People with profound and multiple learning disabilities (PMLD) are some of the most marginalised in society and are perceived to lack agency. This paper contests such a narrative, presenting findings from an innovative project in Scotland, UK, exploring the impact of artists working collaboratively with people with PMLD and their formal carers. Art is conceived as a social practice, a process, an embodied aesthetic and sensory experience that takes place between individuals. Theoretically, the paper adopts an original approach, combining crip theory, the capability approach and social pedagogy to re-imagine and re-position people with PMLD. The year-long qualitative study used data from reflective diaries (n = 111) and semi-structured interviews (n = 9) with artists, carers and management of a day centre. An Interpretative Phenomenological Analysis of these shared experiences was used.
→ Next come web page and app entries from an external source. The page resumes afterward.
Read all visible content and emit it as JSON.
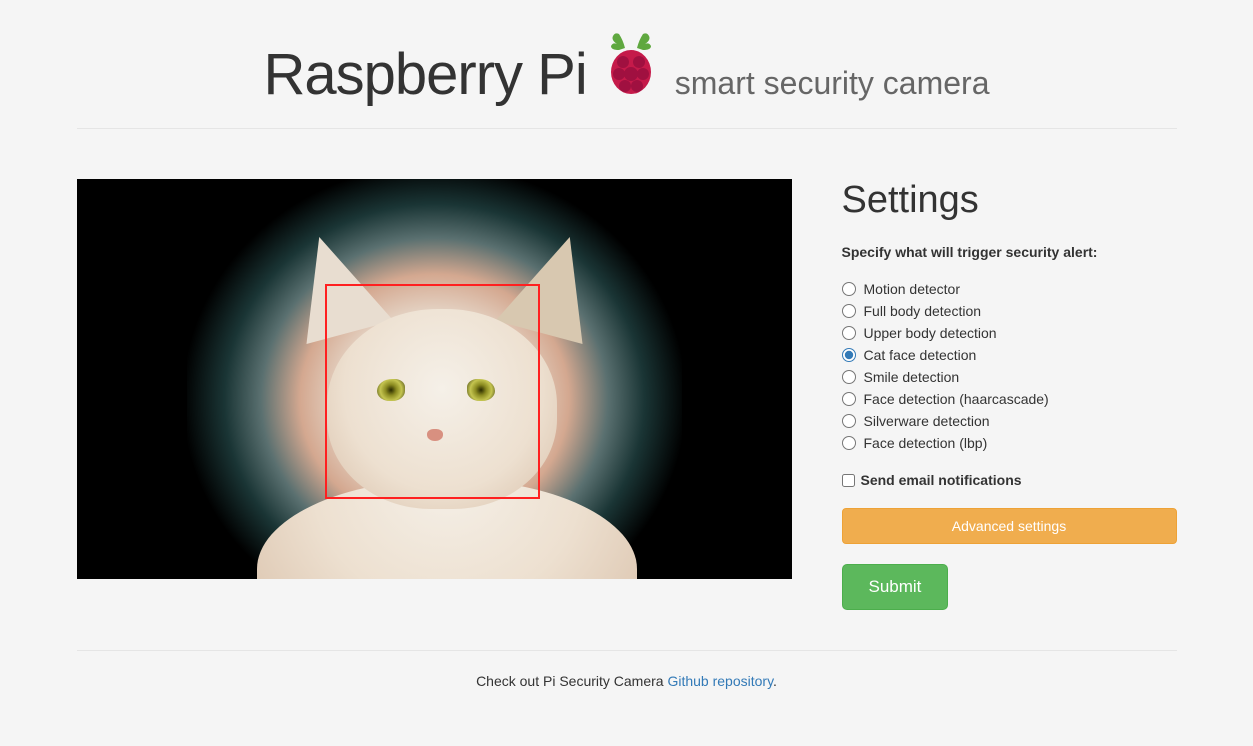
{
  "header": {
    "title_main": "Raspberry Pi",
    "title_sub": "smart security camera",
    "logo_icon": "raspberry-pi-logo"
  },
  "settings": {
    "title": "Settings",
    "prompt": "Specify what will trigger security alert:",
    "options": [
      {
        "label": "Motion detector",
        "selected": false
      },
      {
        "label": "Full body detection",
        "selected": false
      },
      {
        "label": "Upper body detection",
        "selected": false
      },
      {
        "label": "Cat face detection",
        "selected": true
      },
      {
        "label": "Smile detection",
        "selected": false
      },
      {
        "label": "Face detection (haarcascade)",
        "selected": false
      },
      {
        "label": "Silverware detection",
        "selected": false
      },
      {
        "label": "Face detection (lbp)",
        "selected": false
      }
    ],
    "email_checkbox": {
      "label": "Send email notifications",
      "checked": false
    },
    "advanced_button": "Advanced settings",
    "submit_button": "Submit"
  },
  "video": {
    "detection_box": {
      "visible": true,
      "subject": "cat-face"
    }
  },
  "footer": {
    "text_before": "Check out Pi Security Camera ",
    "link_text": "Github repository",
    "text_after": "."
  }
}
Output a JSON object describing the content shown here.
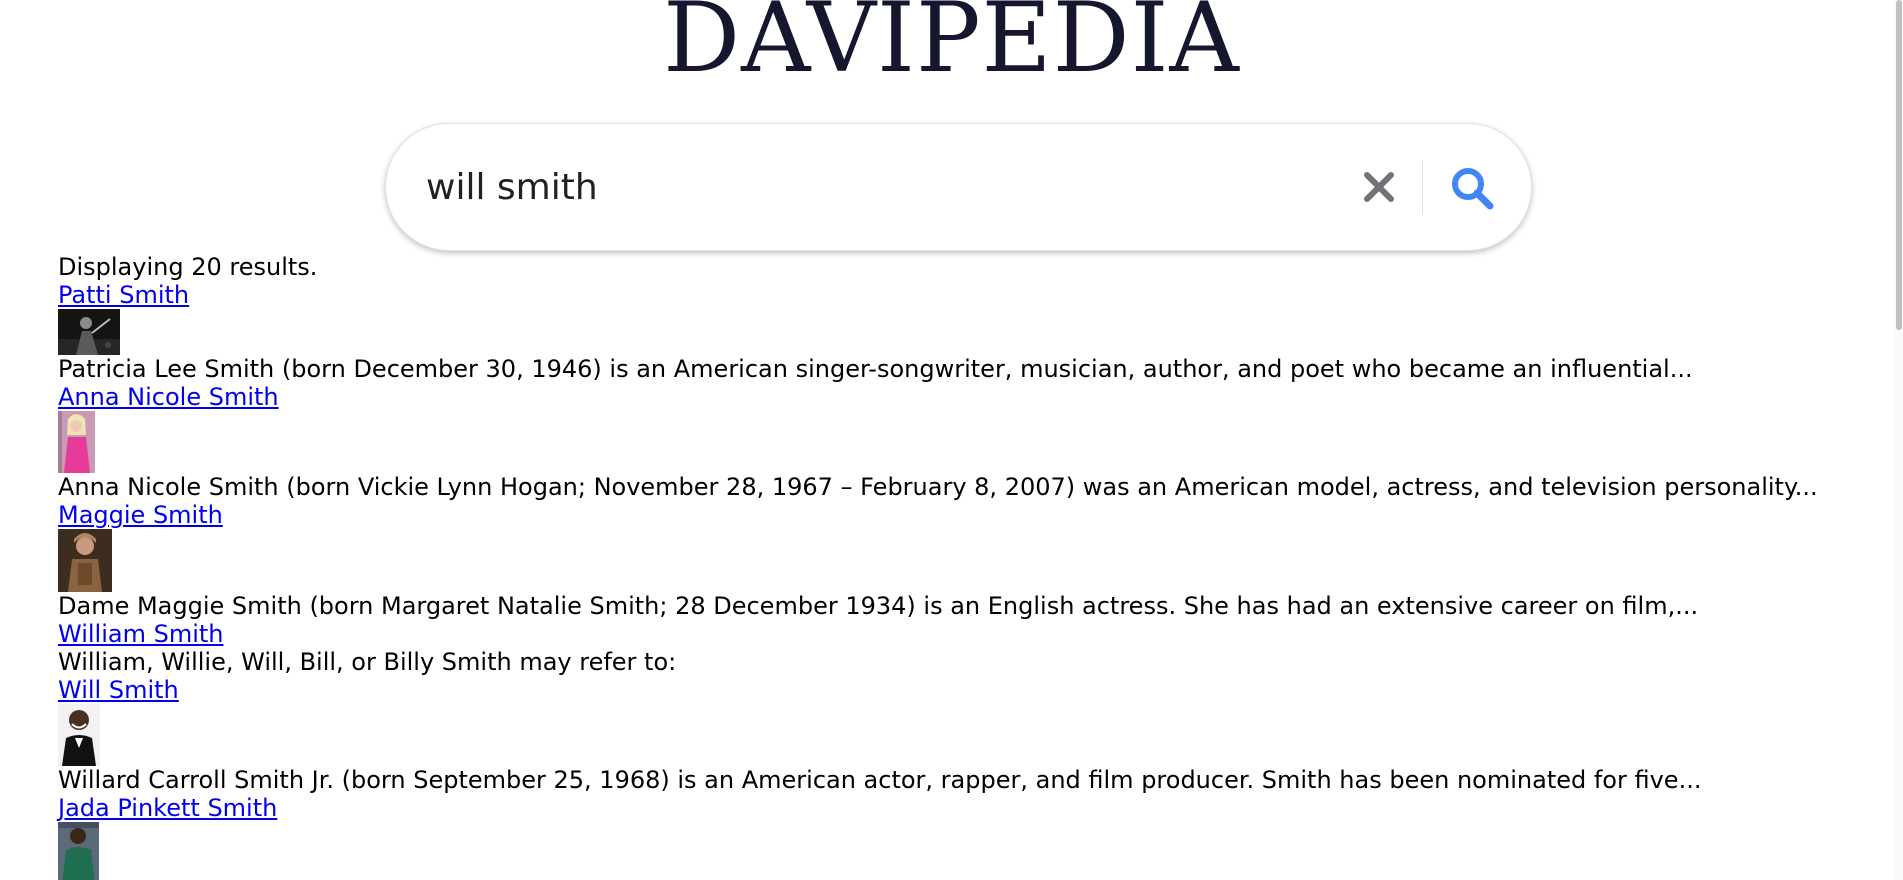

The results reveal an unsettling of prevailing norms and creative ways of doing and experiencing social care that is relational.
- Capability approach
- Crip theory
- Profound and multiple learning disabilities
- Relational social care
- Social pedagogy